ASSIGNMENT:
Collect all lines from the records below that include the word "battery".

(App and web page records)
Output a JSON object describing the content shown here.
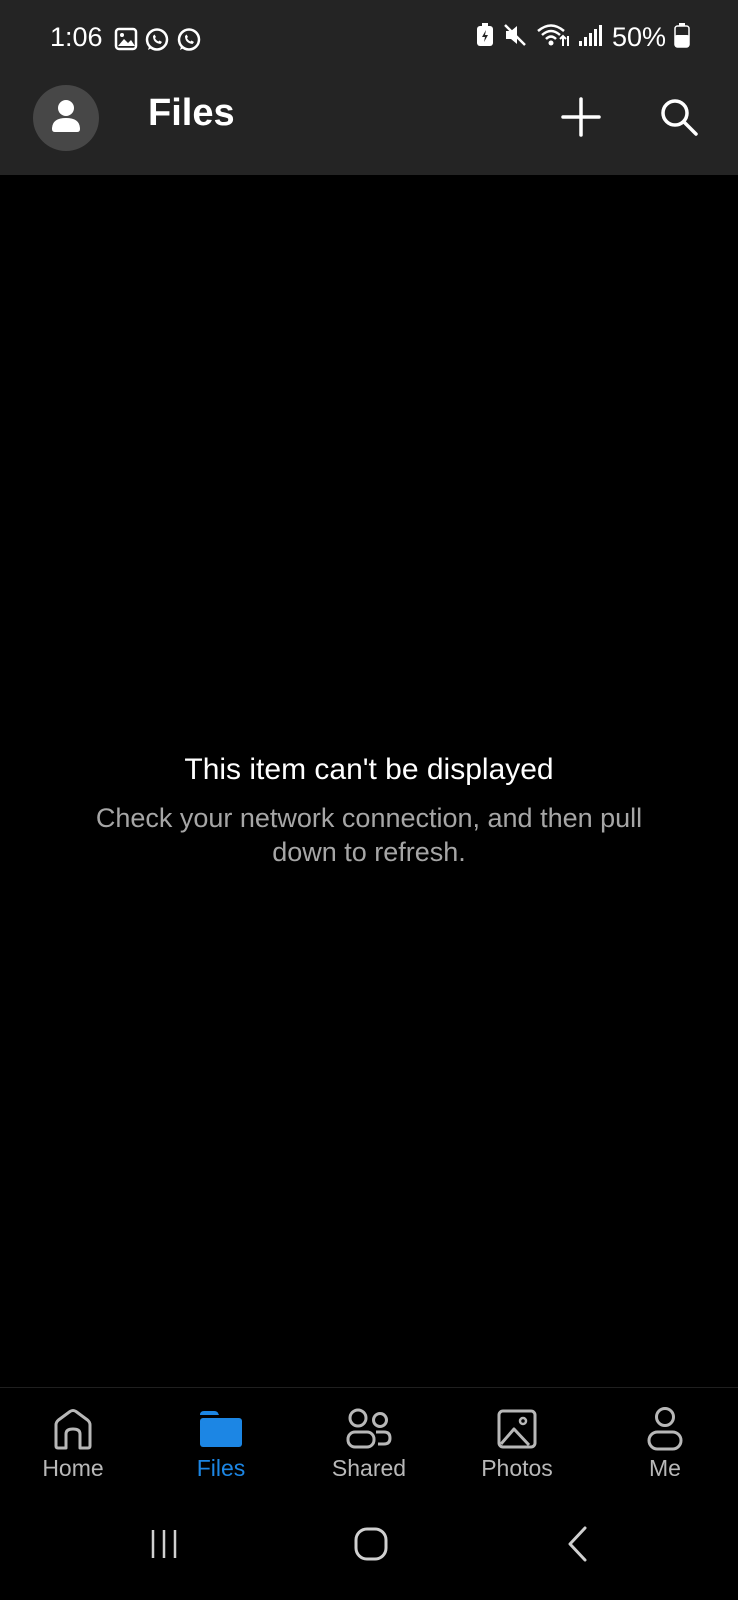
{
  "status_bar": {
    "time": "1:06",
    "battery": "50%",
    "left_icons": [
      "gallery-notification-icon",
      "whatsapp-icon",
      "whatsapp-icon"
    ],
    "right_icons": [
      "battery-saver-icon",
      "mute-icon",
      "wifi-icon",
      "signal-icon",
      "battery-icon"
    ]
  },
  "app_bar": {
    "title": "Files",
    "actions": [
      "add-icon",
      "search-icon"
    ]
  },
  "empty_state": {
    "title": "This item can't be displayed",
    "message": "Check your network connection, and then pull down to refresh."
  },
  "bottom_nav": {
    "items": [
      {
        "label": "Home",
        "icon": "home-icon",
        "active": false
      },
      {
        "label": "Files",
        "icon": "folder-icon",
        "active": true
      },
      {
        "label": "Shared",
        "icon": "people-icon",
        "active": false
      },
      {
        "label": "Photos",
        "icon": "photo-icon",
        "active": false
      },
      {
        "label": "Me",
        "icon": "person-icon",
        "active": false
      }
    ]
  },
  "system_nav": [
    "recent-apps-icon",
    "home-button-icon",
    "back-icon"
  ],
  "colors": {
    "header_bg": "#242424",
    "background": "#000000",
    "accent": "#1c86e4",
    "secondary_text": "#a6a6a6"
  }
}
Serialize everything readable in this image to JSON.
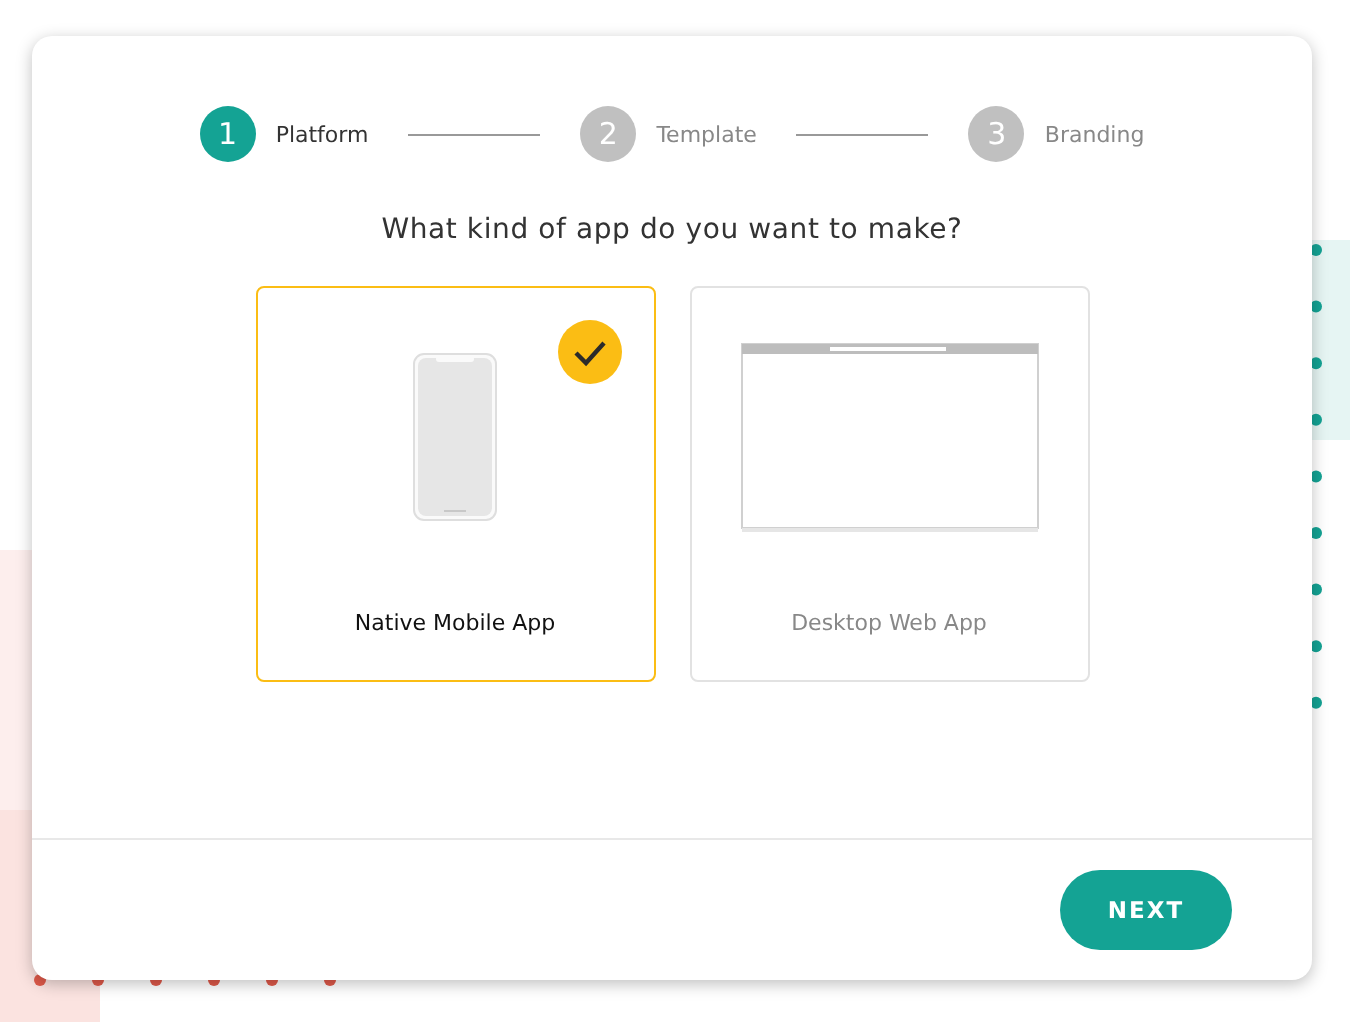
{
  "steps": [
    {
      "number": "1",
      "label": "Platform",
      "selected": true
    },
    {
      "number": "2",
      "label": "Template",
      "selected": false
    },
    {
      "number": "3",
      "label": "Branding",
      "selected": false
    }
  ],
  "question": "What kind of app do you want to make?",
  "options": [
    {
      "kind": "mobile",
      "label": "Native Mobile App",
      "selected": true
    },
    {
      "kind": "desktop",
      "label": "Desktop Web App",
      "selected": false
    }
  ],
  "next_button": "NEXT"
}
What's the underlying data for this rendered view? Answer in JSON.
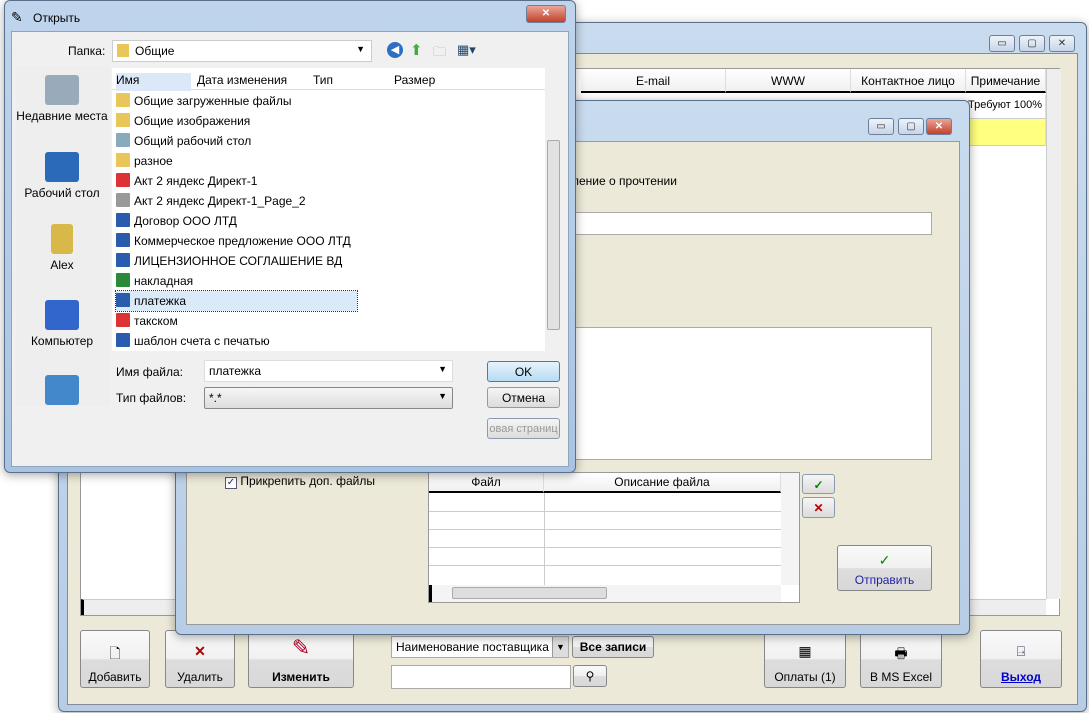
{
  "main_window": {
    "grid": {
      "columns": [
        "E-mail",
        "WWW",
        "Контактное лицо",
        "Примечание"
      ],
      "rows": [
        {
          "note": "Требуют 100%"
        }
      ]
    },
    "toolbar": {
      "add": "Добавить",
      "delete": "Удалить",
      "edit": "Изменить",
      "search_field": "Наименование поставщика",
      "all_records": "Все записи",
      "search_value": "",
      "payments": "Оплаты (1)",
      "excel": "В MS Excel",
      "exit": "Выход"
    }
  },
  "mail_dialog": {
    "read_receipt_label": "ление о прочтении",
    "subject_value": "",
    "body_value": "",
    "attach_checkbox": "Прикрепить доп. файлы",
    "attach_checked": true,
    "files_grid": {
      "columns": [
        "Файл",
        "Описание файла"
      ]
    },
    "send": "Отправить"
  },
  "open_dialog": {
    "title": "Открыть",
    "folder_label": "Папка:",
    "folder_value": "Общие",
    "columns": [
      "Имя",
      "Дата изменения",
      "Тип",
      "Размер"
    ],
    "places": [
      "Недавние места",
      "Рабочий стол",
      "Alex",
      "Компьютер",
      ""
    ],
    "files": [
      {
        "name": "Общие загруженные файлы",
        "icon": "folder"
      },
      {
        "name": "Общие изображения",
        "icon": "folder"
      },
      {
        "name": "Общий рабочий стол",
        "icon": "desktop"
      },
      {
        "name": "разное",
        "icon": "folder"
      },
      {
        "name": "Акт 2 яндекс Директ-1",
        "icon": "pdf"
      },
      {
        "name": "Акт 2 яндекс Директ-1_Page_2",
        "icon": "image"
      },
      {
        "name": "Договор ООО ЛТД",
        "icon": "word"
      },
      {
        "name": "Коммерческое предложение ООО ЛТД",
        "icon": "word"
      },
      {
        "name": "ЛИЦЕНЗИОННОЕ СОГЛАШЕНИЕ ВД",
        "icon": "word"
      },
      {
        "name": "накладная",
        "icon": "excel"
      },
      {
        "name": "платежка",
        "icon": "word",
        "selected": true
      },
      {
        "name": "такском",
        "icon": "pdf"
      },
      {
        "name": "шаблон счета с печатью",
        "icon": "word"
      }
    ],
    "filename_label": "Имя файла:",
    "filename_value": "платежка",
    "filetype_label": "Тип файлов:",
    "filetype_value": "*.*",
    "ok": "OK",
    "cancel": "Отмена",
    "extra_button": "овая страниц"
  }
}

ANSWER:
    "battery": "50%",
      "battery-saver-icon",
      "battery-icon"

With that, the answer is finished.